# [Task goal]
Wherever a line of the listing holds the string "true", copy that line.
-- Data to process follows --
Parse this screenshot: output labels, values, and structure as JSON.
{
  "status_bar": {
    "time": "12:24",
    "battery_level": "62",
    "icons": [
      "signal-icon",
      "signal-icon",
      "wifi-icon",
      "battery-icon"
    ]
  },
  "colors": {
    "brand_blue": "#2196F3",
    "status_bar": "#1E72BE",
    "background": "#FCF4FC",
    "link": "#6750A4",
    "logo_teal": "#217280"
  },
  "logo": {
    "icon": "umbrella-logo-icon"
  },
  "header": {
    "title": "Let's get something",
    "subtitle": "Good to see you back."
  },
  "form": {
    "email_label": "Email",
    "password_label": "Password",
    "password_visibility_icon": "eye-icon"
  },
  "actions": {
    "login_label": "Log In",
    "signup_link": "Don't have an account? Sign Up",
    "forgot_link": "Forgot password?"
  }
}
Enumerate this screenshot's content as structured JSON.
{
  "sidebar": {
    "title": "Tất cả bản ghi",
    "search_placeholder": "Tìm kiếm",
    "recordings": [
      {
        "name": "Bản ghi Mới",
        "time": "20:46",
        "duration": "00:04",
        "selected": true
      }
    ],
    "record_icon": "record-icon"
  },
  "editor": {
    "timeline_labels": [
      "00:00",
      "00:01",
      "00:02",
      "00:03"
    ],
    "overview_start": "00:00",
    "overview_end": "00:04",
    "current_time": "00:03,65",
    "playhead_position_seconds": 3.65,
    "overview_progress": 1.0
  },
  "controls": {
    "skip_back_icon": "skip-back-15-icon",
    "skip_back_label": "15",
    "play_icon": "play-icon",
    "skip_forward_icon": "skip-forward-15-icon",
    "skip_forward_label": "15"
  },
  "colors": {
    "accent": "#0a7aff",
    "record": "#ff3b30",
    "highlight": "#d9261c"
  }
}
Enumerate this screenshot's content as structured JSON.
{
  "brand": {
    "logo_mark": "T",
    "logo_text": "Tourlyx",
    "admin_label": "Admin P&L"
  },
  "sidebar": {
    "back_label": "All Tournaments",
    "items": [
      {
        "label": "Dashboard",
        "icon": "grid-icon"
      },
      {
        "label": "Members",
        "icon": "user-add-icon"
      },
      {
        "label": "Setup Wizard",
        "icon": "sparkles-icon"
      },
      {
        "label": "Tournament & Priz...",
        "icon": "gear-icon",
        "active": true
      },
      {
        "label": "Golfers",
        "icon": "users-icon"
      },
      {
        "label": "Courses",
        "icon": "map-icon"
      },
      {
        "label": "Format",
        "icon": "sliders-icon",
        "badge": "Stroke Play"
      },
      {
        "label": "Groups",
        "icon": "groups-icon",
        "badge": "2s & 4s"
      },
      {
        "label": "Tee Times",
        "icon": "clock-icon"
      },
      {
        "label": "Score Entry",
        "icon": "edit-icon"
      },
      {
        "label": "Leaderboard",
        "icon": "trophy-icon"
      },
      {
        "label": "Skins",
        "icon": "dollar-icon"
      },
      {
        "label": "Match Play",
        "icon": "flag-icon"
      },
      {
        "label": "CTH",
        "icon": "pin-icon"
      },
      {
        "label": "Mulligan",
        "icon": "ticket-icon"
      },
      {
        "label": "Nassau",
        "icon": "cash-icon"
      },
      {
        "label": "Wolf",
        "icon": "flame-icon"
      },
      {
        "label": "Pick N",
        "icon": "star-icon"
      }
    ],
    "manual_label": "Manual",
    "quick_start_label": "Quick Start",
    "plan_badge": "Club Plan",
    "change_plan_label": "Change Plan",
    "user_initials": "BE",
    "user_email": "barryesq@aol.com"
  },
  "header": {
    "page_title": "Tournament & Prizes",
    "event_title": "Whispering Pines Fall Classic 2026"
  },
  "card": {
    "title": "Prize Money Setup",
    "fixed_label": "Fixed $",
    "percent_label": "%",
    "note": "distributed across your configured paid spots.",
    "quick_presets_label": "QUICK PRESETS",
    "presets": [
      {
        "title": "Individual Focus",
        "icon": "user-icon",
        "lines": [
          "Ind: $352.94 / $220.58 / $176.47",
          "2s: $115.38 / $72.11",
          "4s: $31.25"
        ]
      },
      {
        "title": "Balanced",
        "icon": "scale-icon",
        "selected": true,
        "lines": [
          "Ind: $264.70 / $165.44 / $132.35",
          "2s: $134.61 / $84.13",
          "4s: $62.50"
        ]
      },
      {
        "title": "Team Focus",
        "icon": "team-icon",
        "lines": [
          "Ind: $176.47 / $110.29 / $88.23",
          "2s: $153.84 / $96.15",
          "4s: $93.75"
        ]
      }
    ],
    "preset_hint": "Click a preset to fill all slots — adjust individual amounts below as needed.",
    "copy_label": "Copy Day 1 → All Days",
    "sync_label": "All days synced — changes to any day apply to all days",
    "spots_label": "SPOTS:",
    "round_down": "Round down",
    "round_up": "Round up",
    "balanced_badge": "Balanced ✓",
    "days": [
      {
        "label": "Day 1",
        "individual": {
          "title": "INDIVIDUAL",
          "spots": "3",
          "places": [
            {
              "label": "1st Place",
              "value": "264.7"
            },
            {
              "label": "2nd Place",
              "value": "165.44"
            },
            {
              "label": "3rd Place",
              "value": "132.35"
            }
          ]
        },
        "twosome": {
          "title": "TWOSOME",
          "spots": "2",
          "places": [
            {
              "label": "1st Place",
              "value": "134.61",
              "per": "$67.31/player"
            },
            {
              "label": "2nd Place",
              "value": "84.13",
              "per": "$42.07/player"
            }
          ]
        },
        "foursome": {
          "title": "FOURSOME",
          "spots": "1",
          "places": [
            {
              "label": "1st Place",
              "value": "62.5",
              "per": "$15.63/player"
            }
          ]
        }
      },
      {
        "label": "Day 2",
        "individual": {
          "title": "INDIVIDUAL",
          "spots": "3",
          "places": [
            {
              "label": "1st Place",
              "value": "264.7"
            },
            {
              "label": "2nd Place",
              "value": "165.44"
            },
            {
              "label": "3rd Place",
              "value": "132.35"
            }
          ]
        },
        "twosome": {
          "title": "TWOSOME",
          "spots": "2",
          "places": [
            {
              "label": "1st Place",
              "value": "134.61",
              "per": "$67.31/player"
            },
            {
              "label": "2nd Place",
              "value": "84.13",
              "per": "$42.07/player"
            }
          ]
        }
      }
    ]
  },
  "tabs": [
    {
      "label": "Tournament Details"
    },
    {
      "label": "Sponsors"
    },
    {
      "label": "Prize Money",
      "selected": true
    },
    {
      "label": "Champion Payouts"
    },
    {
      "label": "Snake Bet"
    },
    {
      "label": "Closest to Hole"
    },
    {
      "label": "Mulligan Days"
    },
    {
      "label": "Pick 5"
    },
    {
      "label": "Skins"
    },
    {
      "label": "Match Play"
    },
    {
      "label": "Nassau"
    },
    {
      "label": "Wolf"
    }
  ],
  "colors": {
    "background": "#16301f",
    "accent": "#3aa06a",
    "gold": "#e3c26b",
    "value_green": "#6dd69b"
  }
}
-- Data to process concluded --
# [Your solution]
        "selected": true
        "active": true
        "selected": true,
      "selected": true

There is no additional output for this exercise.